Nothing in the records should be changed in the copy, though the pictures must be left out.

++++ Record excerpts ++++

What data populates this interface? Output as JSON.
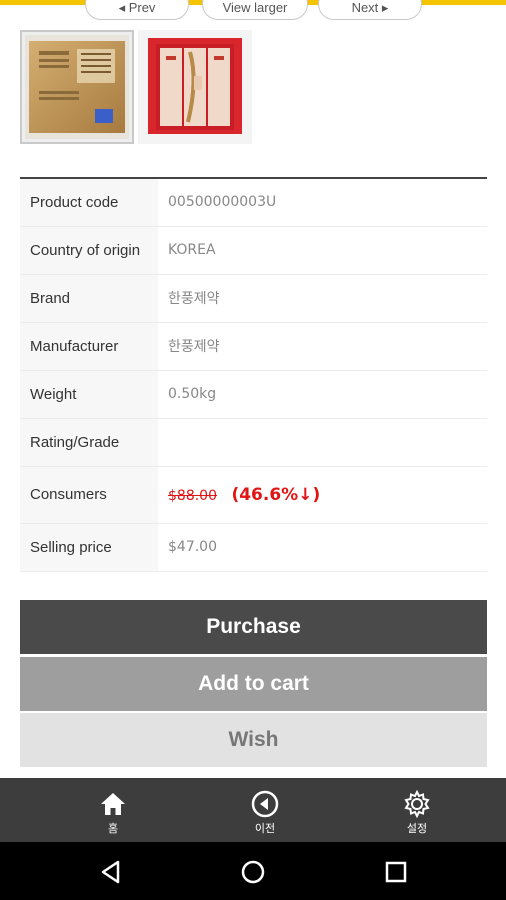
{
  "nav": {
    "prev_label": "◂ Prev",
    "larger_label": "View larger",
    "next_label": "Next ▸"
  },
  "thumbnails": [
    {
      "icon": "product-box-back-image"
    },
    {
      "icon": "product-box-front-image"
    }
  ],
  "specs": {
    "product_code": {
      "label": "Product code",
      "value": "00500000003U"
    },
    "origin": {
      "label": "Country of origin",
      "value": "KOREA"
    },
    "brand": {
      "label": "Brand",
      "value": "한풍제약"
    },
    "manufacturer": {
      "label": "Manufacturer",
      "value": "한풍제약"
    },
    "weight": {
      "label": "Weight",
      "value": "0.50kg"
    },
    "rating": {
      "label": "Rating/Grade",
      "value": ""
    },
    "consumers": {
      "label": "Consumers",
      "original_price": "$88.00",
      "discount": "(46.6%↓)"
    },
    "selling": {
      "label": "Selling price",
      "value": "$47.00"
    }
  },
  "actions": {
    "purchase": "Purchase",
    "add_to_cart": "Add to cart",
    "wish": "Wish"
  },
  "bottom_nav": {
    "home": "홈",
    "back": "이전",
    "settings": "설정"
  },
  "colors": {
    "accent": "#f5c400",
    "price_red": "#e01515",
    "purchase_bg": "#4a4a4a",
    "cart_bg": "#9e9e9e",
    "wish_bg": "#e2e2e2"
  }
}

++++

Answer to the exercise =
What data populates this interface? Output as JSON.
{
  "nav": {
    "prev_label": "◂ Prev",
    "larger_label": "View larger",
    "next_label": "Next ▸"
  },
  "thumbnails": [
    {
      "icon": "product-box-back-image"
    },
    {
      "icon": "product-box-front-image"
    }
  ],
  "specs": {
    "product_code": {
      "label": "Product code",
      "value": "00500000003U"
    },
    "origin": {
      "label": "Country of origin",
      "value": "KOREA"
    },
    "brand": {
      "label": "Brand",
      "value": "한풍제약"
    },
    "manufacturer": {
      "label": "Manufacturer",
      "value": "한풍제약"
    },
    "weight": {
      "label": "Weight",
      "value": "0.50kg"
    },
    "rating": {
      "label": "Rating/Grade",
      "value": ""
    },
    "consumers": {
      "label": "Consumers",
      "original_price": "$88.00",
      "discount": "(46.6%↓)"
    },
    "selling": {
      "label": "Selling price",
      "value": "$47.00"
    }
  },
  "actions": {
    "purchase": "Purchase",
    "add_to_cart": "Add to cart",
    "wish": "Wish"
  },
  "bottom_nav": {
    "home": "홈",
    "back": "이전",
    "settings": "설정"
  },
  "colors": {
    "accent": "#f5c400",
    "price_red": "#e01515",
    "purchase_bg": "#4a4a4a",
    "cart_bg": "#9e9e9e",
    "wish_bg": "#e2e2e2"
  }
}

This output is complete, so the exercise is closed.